Cinco de Mayo celebrations have become more popular in the United States than in Mexico. In the past few decades, this historic day has changed from a regional celebration of Mexican American culture into nationwide Latino/a holiday hijacked by the alcohol industry and other commercial interests. This chapter closely examines the varied ways in which Cinco de Mayo has been represented by U.S. advertisers, marketers, and restaurant owners. Using content analysis of Cinco de Mayo advertisements in magazines, billboards, liquor ads, and store displays from 2000 to 2006, five mediated representations emerged: Mexico's Fourth of July, Mexican St. Patrick's Day, Drinko de Mayo, Sexism in a Bottle, and Mexican Otherness. These representations are anchored in a new racism ideology that emphasizes cultural difference, individualism, liberalism, and colorblindness, which reinforce existing racial inequalities. The implications of the alcohol industry's Cinco de Mayo advertisements is the increased targeting of Latino/a youth from working-class communities with high rates of alcohol-related violent deaths and illnesses.

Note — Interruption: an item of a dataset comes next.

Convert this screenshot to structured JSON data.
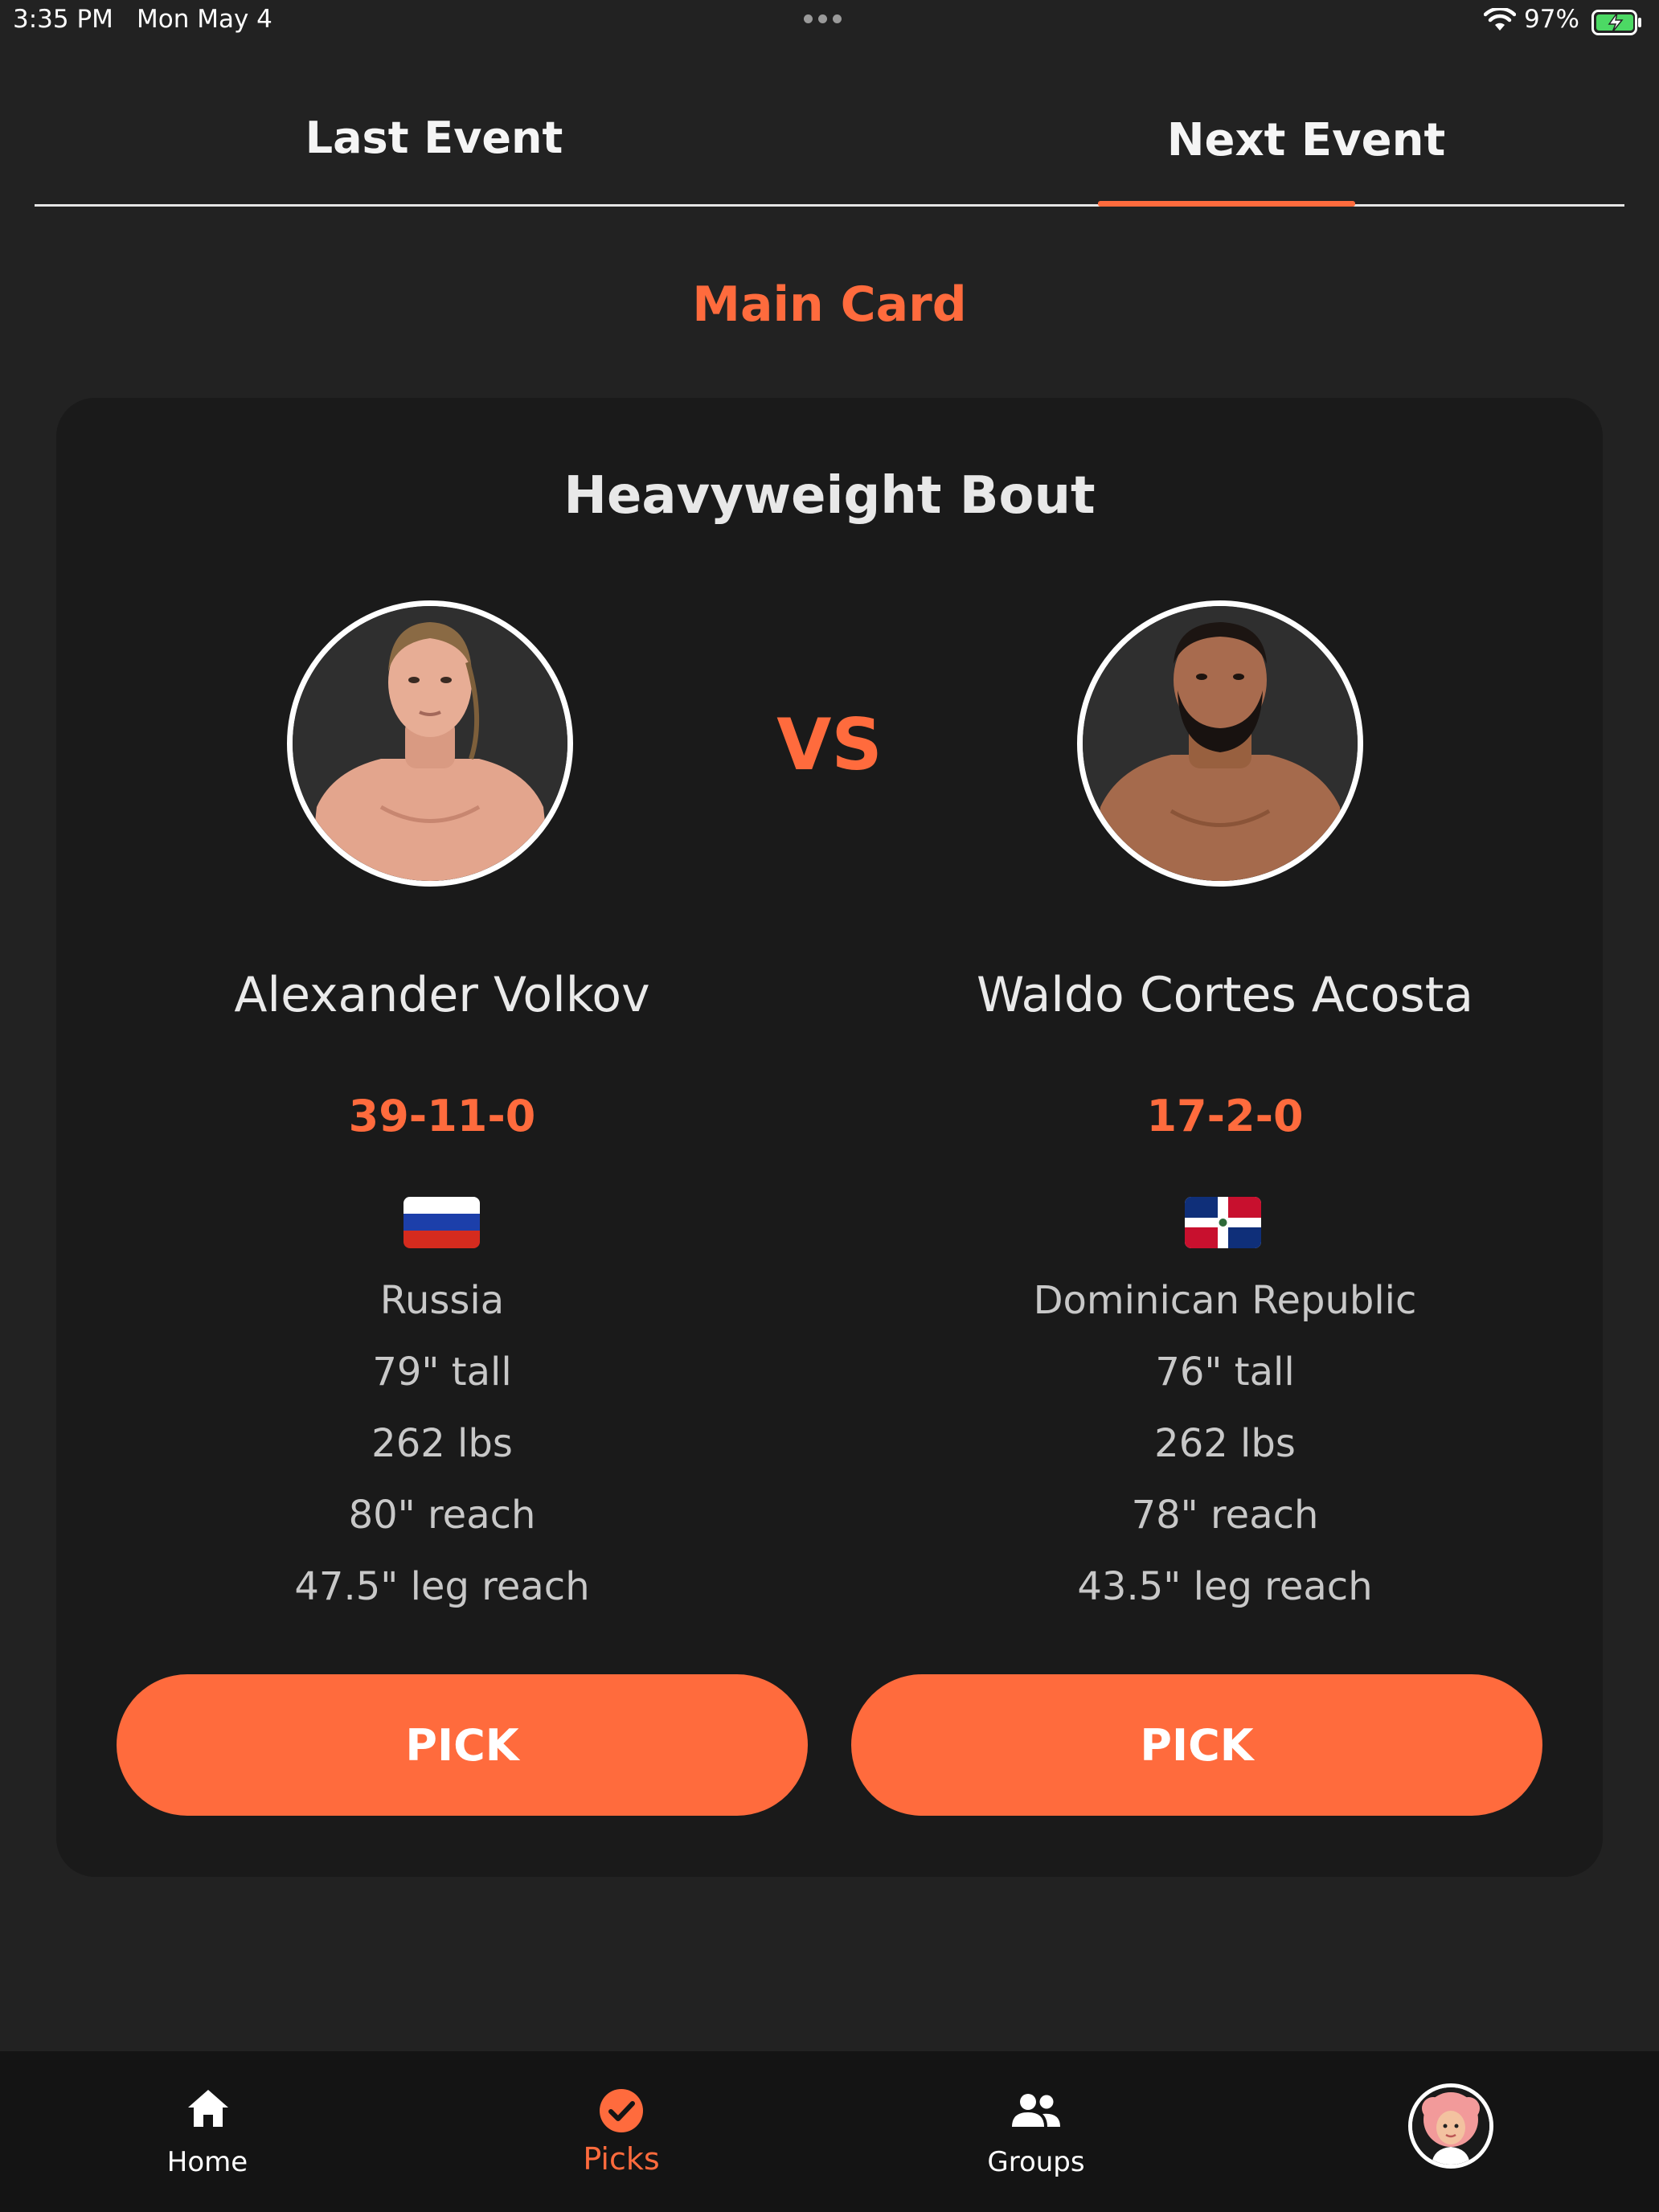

This chapter examines whether the racial identification of mixed-race adolescents can be understood through several theories: Status Maximization Theory, the rule of…
This chapter examines whether the racial identification of mixed-race adolescents can be understood through several theories: Status Maximization Theory, the rule of hypodescent, or social identity theory. Status Maximization theory posits that mixed-race adolescents will attempt to identify as the highest racial status group they possibly can. The rule of hypodescent or hypodescent theory, also known as the one-drop rule, is a legacy of the Plantation-era South and prescribes that mixed-race individuals identify as their lowest status racial identity. Social identity theory posits that the higher frequency or quality of contacts with parents or individuals in mixed-race adolescents’ peer networks affect the racial identification of mixed-race adolescents. Also, social identity contends that a mixed-race adolescent's intergroup dynamic (measured here as a child's level of self-esteem, whether there is prejudice at school, and a child's self-concept) dictates how he or she will racially identify. Through analyses of mixed-race adolescents in the National Longitudinal Adolescent Health (Add Health), I find that Asian-white and American-Indian-white adolescents do not status maximize nor abide by hypodescent, while black-white adolescents do not status maximize but do adhere to hypodescent when forced to choose one race. There is no tendency for the frequency or quality of contact with parents, romantic partners, or school composition to affect racial identity, as predicted by social identity theory. Yet, several of the aforementioned social-psychological variables are found to influence the racial identification of mixed-race adolescents. Specifically, whether they felt positively about school, if they experienced prejudice, whether they had higher levels of self-esteem, and if they felt socially accepted by their peers. Another key finding from this research suggests that racial identification for Asian-white and American-Indian-white adolescents are both fluid and optional; this is not the case for black-white adolescents. I conclude by offering the implications of these findings for black-white multiracial individuals.